**** DATASET

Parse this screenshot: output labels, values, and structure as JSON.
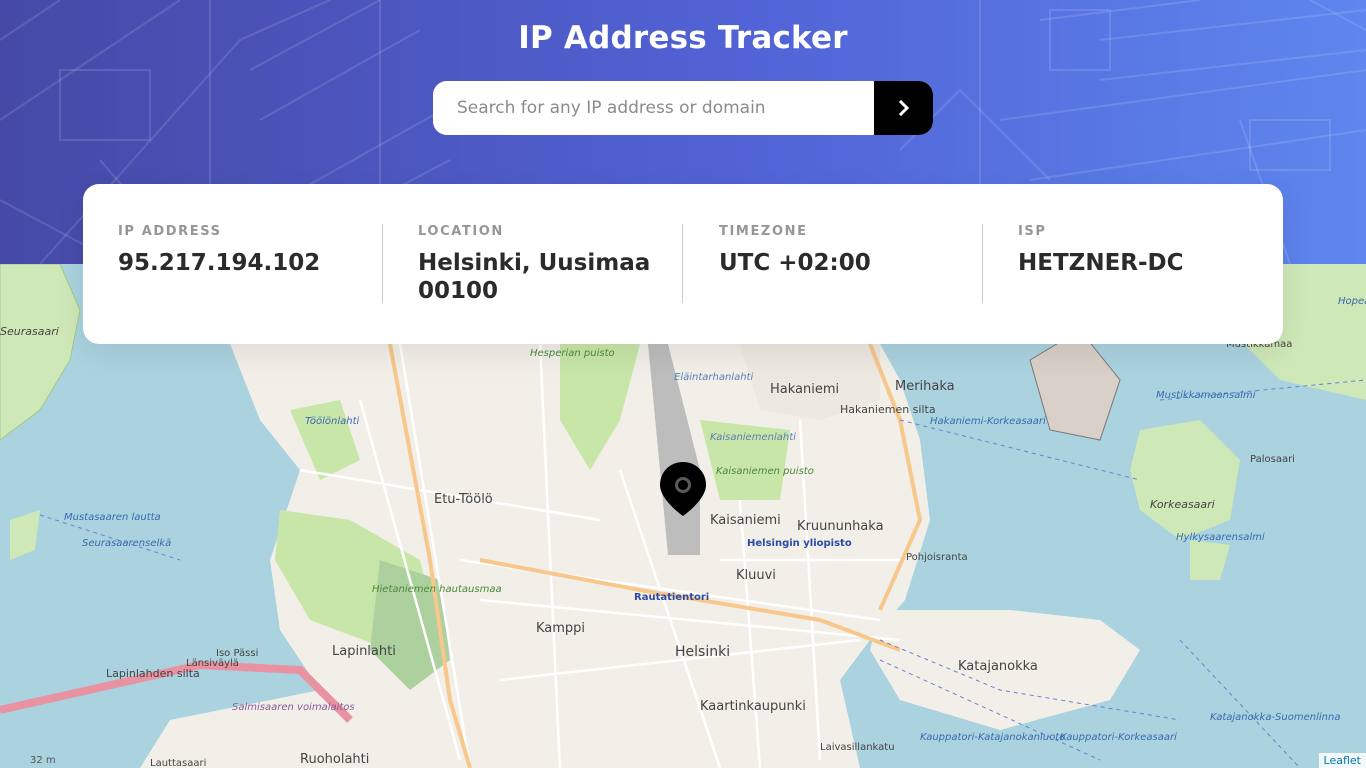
{
  "app": {
    "title": "IP Address Tracker"
  },
  "search": {
    "placeholder": "Search for any IP address or domain",
    "value": "",
    "button_icon": "chevron-right-icon"
  },
  "info": {
    "ip_address": {
      "label": "IP ADDRESS",
      "value": "95.217.194.102"
    },
    "location": {
      "label": "LOCATION",
      "value_line1": "Helsinki, Uusimaa",
      "value_line2": "00100"
    },
    "timezone": {
      "label": "TIMEZONE",
      "value": "UTC +02:00"
    },
    "isp": {
      "label": "ISP",
      "value": "HETZNER-DC"
    }
  },
  "map": {
    "marker_icon": "location-pin-icon",
    "attribution": "Leaflet",
    "scale_label": "32 m",
    "place_labels": [
      "Etu-Töölö",
      "Kaisaniemi",
      "Kruununhaka",
      "Hakaniemi",
      "Merihaka",
      "Hakaniemen silta",
      "Helsinki",
      "Kamppi",
      "Kluuvi",
      "Lapinlahti",
      "Katajanokka",
      "Kaartinkaupunki",
      "Ruoholahti",
      "Korkeasaari",
      "Palosaari",
      "Mustikkamaa",
      "Hesperian puisto",
      "Eläintarhanlahti",
      "Kaisaniemenlahti",
      "Kaisaniemen puisto",
      "Helsingin yliopisto",
      "Rautatientori",
      "Hietaniemen hautausmaa",
      "Lapinlahden silta",
      "Länsiväylä",
      "Salmisaaren voimalaitos",
      "Iso Pässi",
      "Mustasaaren lautta",
      "Seurasaarenselkä",
      "Hakaniemi-Korkeasaari",
      "Mustikkamaansalmi",
      "Hylkysaarensalmi",
      "Pohjoisranta",
      "Kauppatori-Korkeasaari",
      "Kauppatori-Katajanokanluoto",
      "Katajanokka-Suomenlinna",
      "Laivasillankatu",
      "Lauttasaari",
      "Seurasaari",
      "Hopea",
      "Töölönlahti"
    ]
  },
  "colors": {
    "header_start": "#4649a6",
    "header_end": "#5e86ee",
    "button": "#000000",
    "water": "#aad3df",
    "land": "#f2efe9",
    "park": "#c8e6a8"
  }
}
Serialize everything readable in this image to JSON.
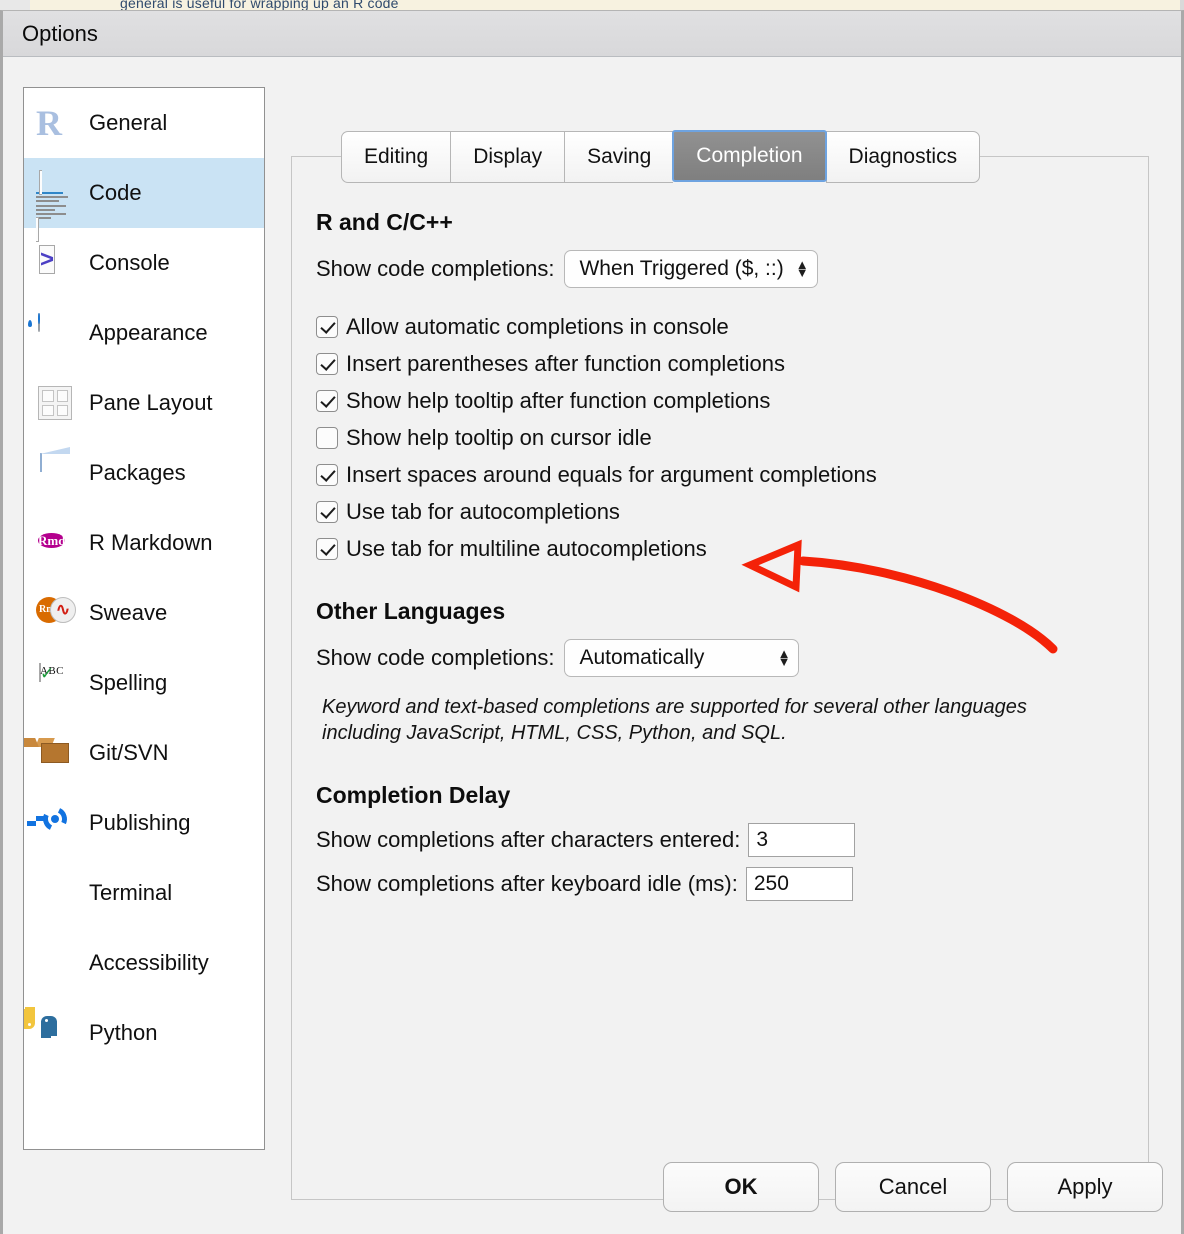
{
  "background_sliver": {
    "text": "general is useful for wrapping up an R code"
  },
  "window": {
    "title": "Options"
  },
  "sidebar": {
    "items": [
      {
        "label": "General",
        "icon": "r-logo-icon",
        "selected": false
      },
      {
        "label": "Code",
        "icon": "code-document-icon",
        "selected": true
      },
      {
        "label": "Console",
        "icon": "console-prompt-icon",
        "selected": false
      },
      {
        "label": "Appearance",
        "icon": "paint-can-icon",
        "selected": false
      },
      {
        "label": "Pane Layout",
        "icon": "pane-grid-icon",
        "selected": false
      },
      {
        "label": "Packages",
        "icon": "package-box-icon",
        "selected": false
      },
      {
        "label": "R Markdown",
        "icon": "rmd-badge-icon",
        "selected": false
      },
      {
        "label": "Sweave",
        "icon": "sweave-rnw-pdf-icon",
        "selected": false
      },
      {
        "label": "Spelling",
        "icon": "abc-checkmark-icon",
        "selected": false
      },
      {
        "label": "Git/SVN",
        "icon": "open-box-icon",
        "selected": false
      },
      {
        "label": "Publishing",
        "icon": "publish-ring-icon",
        "selected": false
      },
      {
        "label": "Terminal",
        "icon": "terminal-square-icon",
        "selected": false
      },
      {
        "label": "Accessibility",
        "icon": "accessibility-icon",
        "selected": false
      },
      {
        "label": "Python",
        "icon": "python-logo-icon",
        "selected": false
      }
    ]
  },
  "tabs": [
    {
      "label": "Editing",
      "active": false
    },
    {
      "label": "Display",
      "active": false
    },
    {
      "label": "Saving",
      "active": false
    },
    {
      "label": "Completion",
      "active": true
    },
    {
      "label": "Diagnostics",
      "active": false
    }
  ],
  "sections": {
    "r_cpp": {
      "heading": "R and C/C++",
      "show_completions_label": "Show code completions:",
      "show_completions_value": "When Triggered ($, ::)",
      "checkboxes": [
        {
          "label": "Allow automatic completions in console",
          "checked": true
        },
        {
          "label": "Insert parentheses after function completions",
          "checked": true
        },
        {
          "label": "Show help tooltip after function completions",
          "checked": true
        },
        {
          "label": "Show help tooltip on cursor idle",
          "checked": false
        },
        {
          "label": "Insert spaces around equals for argument completions",
          "checked": true
        },
        {
          "label": "Use tab for autocompletions",
          "checked": true
        },
        {
          "label": "Use tab for multiline autocompletions",
          "checked": true
        }
      ]
    },
    "other_languages": {
      "heading": "Other Languages",
      "show_completions_label": "Show code completions:",
      "show_completions_value": "Automatically",
      "note": "Keyword and text-based completions are supported for several other languages including JavaScript, HTML, CSS, Python, and SQL."
    },
    "completion_delay": {
      "heading": "Completion Delay",
      "chars_label": "Show completions after characters entered:",
      "chars_value": "3",
      "idle_label": "Show completions after keyboard idle (ms):",
      "idle_value": "250"
    }
  },
  "annotation": {
    "type": "curved-arrow",
    "color": "#f42208",
    "points_at": "Use tab for autocompletions / Use tab for multiline autocompletions"
  },
  "footer": {
    "ok_label": "OK",
    "cancel_label": "Cancel",
    "apply_label": "Apply"
  },
  "colors": {
    "selection_blue": "#cae3f4",
    "active_tab_bg": "#858585",
    "active_tab_border": "#6ea3e0",
    "dialog_bg": "#f2f2f2",
    "annotation_red": "#f42208"
  }
}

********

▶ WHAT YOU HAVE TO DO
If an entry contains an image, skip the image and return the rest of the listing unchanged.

▶ RESULT OF THE EXERCISE
Parse this screenshot: output labels, values, and structure as JSON.
{
  "app": {
    "title": "IP Address Tracker"
  },
  "search": {
    "placeholder": "Search for any IP address or domain",
    "value": "",
    "button_icon": "chevron-right-icon"
  },
  "info": {
    "ip_address": {
      "label": "IP ADDRESS",
      "value": "95.217.194.102"
    },
    "location": {
      "label": "LOCATION",
      "value_line1": "Helsinki, Uusimaa",
      "value_line2": "00100"
    },
    "timezone": {
      "label": "TIMEZONE",
      "value": "UTC +02:00"
    },
    "isp": {
      "label": "ISP",
      "value": "HETZNER-DC"
    }
  },
  "map": {
    "marker_icon": "location-pin-icon",
    "attribution": "Leaflet",
    "scale_label": "32 m",
    "place_labels": [
      "Etu-Töölö",
      "Kaisaniemi",
      "Kruununhaka",
      "Hakaniemi",
      "Merihaka",
      "Hakaniemen silta",
      "Helsinki",
      "Kamppi",
      "Kluuvi",
      "Lapinlahti",
      "Katajanokka",
      "Kaartinkaupunki",
      "Ruoholahti",
      "Korkeasaari",
      "Palosaari",
      "Mustikkamaa",
      "Hesperian puisto",
      "Eläintarhanlahti",
      "Kaisaniemenlahti",
      "Kaisaniemen puisto",
      "Helsingin yliopisto",
      "Rautatientori",
      "Hietaniemen hautausmaa",
      "Lapinlahden silta",
      "Länsiväylä",
      "Salmisaaren voimalaitos",
      "Iso Pässi",
      "Mustasaaren lautta",
      "Seurasaarenselkä",
      "Hakaniemi-Korkeasaari",
      "Mustikkamaansalmi",
      "Hylkysaarensalmi",
      "Pohjoisranta",
      "Kauppatori-Korkeasaari",
      "Kauppatori-Katajanokanluoto",
      "Katajanokka-Suomenlinna",
      "Laivasillankatu",
      "Lauttasaari",
      "Seurasaari",
      "Hopea",
      "Töölönlahti"
    ]
  },
  "colors": {
    "header_start": "#4649a6",
    "header_end": "#5e86ee",
    "button": "#000000",
    "water": "#aad3df",
    "land": "#f2efe9",
    "park": "#c8e6a8"
  }
}
Serialize everything readable in this image to JSON.
{
  "background_sliver": {
    "text": "general is useful for wrapping up an R code"
  },
  "window": {
    "title": "Options"
  },
  "sidebar": {
    "items": [
      {
        "label": "General",
        "icon": "r-logo-icon",
        "selected": false
      },
      {
        "label": "Code",
        "icon": "code-document-icon",
        "selected": true
      },
      {
        "label": "Console",
        "icon": "console-prompt-icon",
        "selected": false
      },
      {
        "label": "Appearance",
        "icon": "paint-can-icon",
        "selected": false
      },
      {
        "label": "Pane Layout",
        "icon": "pane-grid-icon",
        "selected": false
      },
      {
        "label": "Packages",
        "icon": "package-box-icon",
        "selected": false
      },
      {
        "label": "R Markdown",
        "icon": "rmd-badge-icon",
        "selected": false
      },
      {
        "label": "Sweave",
        "icon": "sweave-rnw-pdf-icon",
        "selected": false
      },
      {
        "label": "Spelling",
        "icon": "abc-checkmark-icon",
        "selected": false
      },
      {
        "label": "Git/SVN",
        "icon": "open-box-icon",
        "selected": false
      },
      {
        "label": "Publishing",
        "icon": "publish-ring-icon",
        "selected": false
      },
      {
        "label": "Terminal",
        "icon": "terminal-square-icon",
        "selected": false
      },
      {
        "label": "Accessibility",
        "icon": "accessibility-icon",
        "selected": false
      },
      {
        "label": "Python",
        "icon": "python-logo-icon",
        "selected": false
      }
    ]
  },
  "tabs": [
    {
      "label": "Editing",
      "active": false
    },
    {
      "label": "Display",
      "active": false
    },
    {
      "label": "Saving",
      "active": false
    },
    {
      "label": "Completion",
      "active": true
    },
    {
      "label": "Diagnostics",
      "active": false
    }
  ],
  "sections": {
    "r_cpp": {
      "heading": "R and C/C++",
      "show_completions_label": "Show code completions:",
      "show_completions_value": "When Triggered ($, ::)",
      "checkboxes": [
        {
          "label": "Allow automatic completions in console",
          "checked": true
        },
        {
          "label": "Insert parentheses after function completions",
          "checked": true
        },
        {
          "label": "Show help tooltip after function completions",
          "checked": true
        },
        {
          "label": "Show help tooltip on cursor idle",
          "checked": false
        },
        {
          "label": "Insert spaces around equals for argument completions",
          "checked": true
        },
        {
          "label": "Use tab for autocompletions",
          "checked": true
        },
        {
          "label": "Use tab for multiline autocompletions",
          "checked": true
        }
      ]
    },
    "other_languages": {
      "heading": "Other Languages",
      "show_completions_label": "Show code completions:",
      "show_completions_value": "Automatically",
      "note": "Keyword and text-based completions are supported for several other languages including JavaScript, HTML, CSS, Python, and SQL."
    },
    "completion_delay": {
      "heading": "Completion Delay",
      "chars_label": "Show completions after characters entered:",
      "chars_value": "3",
      "idle_label": "Show completions after keyboard idle (ms):",
      "idle_value": "250"
    }
  },
  "annotation": {
    "type": "curved-arrow",
    "color": "#f42208",
    "points_at": "Use tab for autocompletions / Use tab for multiline autocompletions"
  },
  "footer": {
    "ok_label": "OK",
    "cancel_label": "Cancel",
    "apply_label": "Apply"
  },
  "colors": {
    "selection_blue": "#cae3f4",
    "active_tab_bg": "#858585",
    "active_tab_border": "#6ea3e0",
    "dialog_bg": "#f2f2f2",
    "annotation_red": "#f42208"
  }
}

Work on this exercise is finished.